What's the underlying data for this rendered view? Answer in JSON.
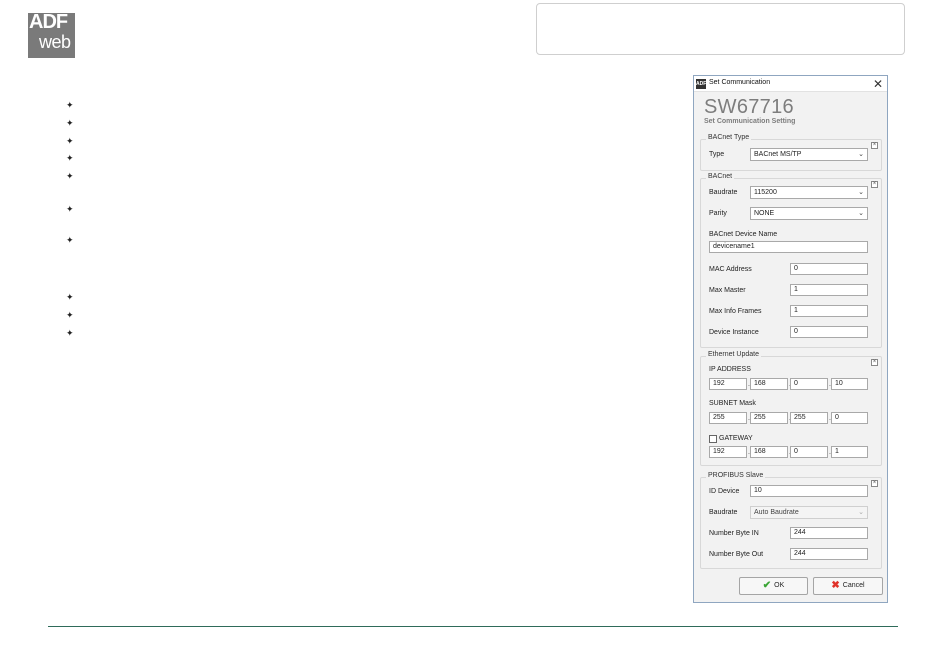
{
  "logo": {
    "line1": "ADF",
    "line2": "web"
  },
  "dialog": {
    "window_title": "Set Communication",
    "app_icon": "ADF",
    "heading": "SW67716",
    "subheading": "Set Communication Setting",
    "bacnet_type": {
      "title": "BACnet Type",
      "type_label": "Type",
      "type_value": "BACnet MS/TP"
    },
    "bacnet": {
      "title": "BACnet",
      "baudrate_label": "Baudrate",
      "baudrate_value": "115200",
      "parity_label": "Parity",
      "parity_value": "NONE",
      "device_name_label": "BACnet Device Name",
      "device_name_value": "devicename1",
      "mac_label": "MAC Address",
      "mac_value": "0",
      "max_master_label": "Max Master",
      "max_master_value": "1",
      "max_info_label": "Max Info Frames",
      "max_info_value": "1",
      "device_instance_label": "Device Instance",
      "device_instance_value": "0"
    },
    "ethernet": {
      "title": "Ethernet Update",
      "ip_label": "IP ADDRESS",
      "ip": [
        "192",
        "168",
        "0",
        "10"
      ],
      "subnet_label": "SUBNET Mask",
      "subnet": [
        "255",
        "255",
        "255",
        "0"
      ],
      "gateway_label": "GATEWAY",
      "gateway_checked": false,
      "gateway": [
        "192",
        "168",
        "0",
        "1"
      ]
    },
    "profibus": {
      "title": "PROFIBUS Slave",
      "id_label": "ID Device",
      "id_value": "10",
      "baudrate_label": "Baudrate",
      "baudrate_value": "Auto Baudrate",
      "byte_in_label": "Number Byte IN",
      "byte_in_value": "244",
      "byte_out_label": "Number Byte Out",
      "byte_out_value": "244"
    },
    "ok_label": "OK",
    "cancel_label": "Cancel"
  },
  "colors": {
    "footer_line": "#2f6b5a",
    "logo_bg": "#7a7a7a",
    "ok_icon": "#3aa535",
    "cancel_icon": "#e0322a"
  }
}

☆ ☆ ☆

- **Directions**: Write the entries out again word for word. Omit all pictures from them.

- **Task solution**:
What's the underlying data for this rendered view? Answer in JSON.
{
  "logo": {
    "line1": "ADF",
    "line2": "web"
  },
  "dialog": {
    "window_title": "Set Communication",
    "app_icon": "ADF",
    "heading": "SW67716",
    "subheading": "Set Communication Setting",
    "bacnet_type": {
      "title": "BACnet Type",
      "type_label": "Type",
      "type_value": "BACnet MS/TP"
    },
    "bacnet": {
      "title": "BACnet",
      "baudrate_label": "Baudrate",
      "baudrate_value": "115200",
      "parity_label": "Parity",
      "parity_value": "NONE",
      "device_name_label": "BACnet Device Name",
      "device_name_value": "devicename1",
      "mac_label": "MAC Address",
      "mac_value": "0",
      "max_master_label": "Max Master",
      "max_master_value": "1",
      "max_info_label": "Max Info Frames",
      "max_info_value": "1",
      "device_instance_label": "Device Instance",
      "device_instance_value": "0"
    },
    "ethernet": {
      "title": "Ethernet Update",
      "ip_label": "IP ADDRESS",
      "ip": [
        "192",
        "168",
        "0",
        "10"
      ],
      "subnet_label": "SUBNET Mask",
      "subnet": [
        "255",
        "255",
        "255",
        "0"
      ],
      "gateway_label": "GATEWAY",
      "gateway_checked": false,
      "gateway": [
        "192",
        "168",
        "0",
        "1"
      ]
    },
    "profibus": {
      "title": "PROFIBUS Slave",
      "id_label": "ID Device",
      "id_value": "10",
      "baudrate_label": "Baudrate",
      "baudrate_value": "Auto Baudrate",
      "byte_in_label": "Number Byte IN",
      "byte_in_value": "244",
      "byte_out_label": "Number Byte Out",
      "byte_out_value": "244"
    },
    "ok_label": "OK",
    "cancel_label": "Cancel"
  },
  "colors": {
    "footer_line": "#2f6b5a",
    "logo_bg": "#7a7a7a",
    "ok_icon": "#3aa535",
    "cancel_icon": "#e0322a"
  }
}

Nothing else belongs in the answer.